Updated 7:12pm Sunday — A deep low/storm was in the Southern Ocean this weekend but other areas of low pressure have tonight seen the system consolidate into a new centre, parked right near Fiordland.
GFS modelling shows the centre tracking over the lower South Island tonight, while other modelling shows it very close to Fiordland and Stewart Island as it tracks SE back down over the Southern Ocean by Monday/Tuesday. Over the coming 48 hours the low will deepen into a major storm offshore SE from New Zealand, potentially dropping down into the 930hPa range – air pressure similar to that of Category 5 tropical cyclones (although cold centred storms this far south have a very different structure to tropical cyclones).
The main cold front from this low pressure zone is moving into the North Island overnight tonight and across Monday.
This combination of mild and cold air is creating the perfect zone for squalls, hail and thunderstorms along western NZ, mostly focused around central areas (upper half of the South Island, lower half of the North Island). The deep low air pressure is also adding to the instability and means downpours and thunderstorms can rapidly develop – and perhaps vanish again within an hour.
WeatherWatch.co.nz forecast air pressure in the lower South Island today to drop to 967hPa in Bluff, which it hasn’t done for at least a decade and is very low air pressure for NZ. Some weather stations may have now dropped below 965hPa in Southland and Fiordland with the new centre of this big low nearby.
With the large low not really moving from NZ for another day or two the weather is set to be on rinse and repeat until about Tuesday, when a tamer westerly flow moves in for many regions. Before that happens, the coldest pulse of this system will move into eastern and northern parts of NZ tonight and across Monday.

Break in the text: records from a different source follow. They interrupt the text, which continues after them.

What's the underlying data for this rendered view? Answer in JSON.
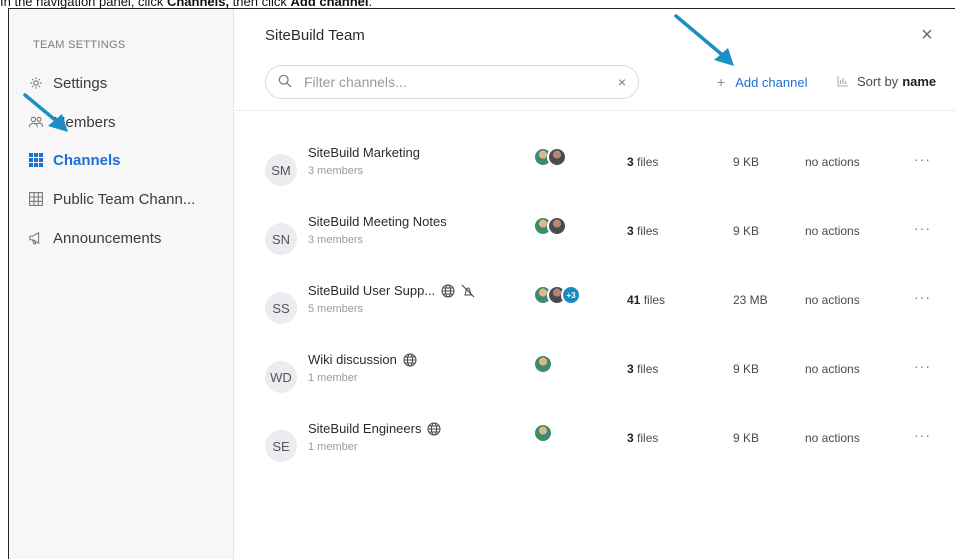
{
  "instruction": {
    "prefix": "In the navigation panel, click ",
    "bold1": "Channels,",
    "middle": " then click ",
    "bold2": "Add channel",
    "suffix": "."
  },
  "sidebar": {
    "title": "TEAM SETTINGS",
    "items": [
      {
        "label": "Settings",
        "icon": "gear-icon"
      },
      {
        "label": "Members",
        "icon": "members-icon"
      },
      {
        "label": "Channels",
        "icon": "grid-icon",
        "active": true
      },
      {
        "label": "Public Team Chann...",
        "icon": "table-icon"
      },
      {
        "label": "Announcements",
        "icon": "megaphone-icon"
      }
    ]
  },
  "header": {
    "title": "SiteBuild Team",
    "close": "×"
  },
  "search": {
    "placeholder": "Filter channels...",
    "clear": "×"
  },
  "toolbar": {
    "add_channel": "Add channel",
    "sort_prefix": "Sort by",
    "sort_value": "name"
  },
  "channels": [
    {
      "initials": "SM",
      "name": "SiteBuild Marketing",
      "members": "3 members",
      "files_count": "3",
      "files_label": " files",
      "size": "9 KB",
      "actions": "no actions",
      "globe": false,
      "muted": false,
      "more_count": ""
    },
    {
      "initials": "SN",
      "name": "SiteBuild Meeting Notes",
      "members": "3 members",
      "files_count": "3",
      "files_label": " files",
      "size": "9 KB",
      "actions": "no actions",
      "globe": false,
      "muted": false,
      "more_count": ""
    },
    {
      "initials": "SS",
      "name": "SiteBuild User Supp...",
      "members": "5 members",
      "files_count": "41",
      "files_label": " files",
      "size": "23 MB",
      "actions": "no actions",
      "globe": true,
      "muted": true,
      "more_count": "+3"
    },
    {
      "initials": "WD",
      "name": "Wiki discussion",
      "members": "1 member",
      "files_count": "3",
      "files_label": " files",
      "size": "9 KB",
      "actions": "no actions",
      "globe": true,
      "muted": false,
      "more_count": ""
    },
    {
      "initials": "SE",
      "name": "SiteBuild Engineers",
      "members": "1 member",
      "files_count": "3",
      "files_label": " files",
      "size": "9 KB",
      "actions": "no actions",
      "globe": true,
      "muted": false,
      "more_count": ""
    }
  ],
  "more_label": "···",
  "colors": {
    "accent": "#1d6fd8",
    "arrow": "#1a8fc4"
  }
}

More deep low pressure in the Southern Ocean is expected to drag in wintry weather for parts of the South Island across the coming week while the North Island may feel more like Autumn.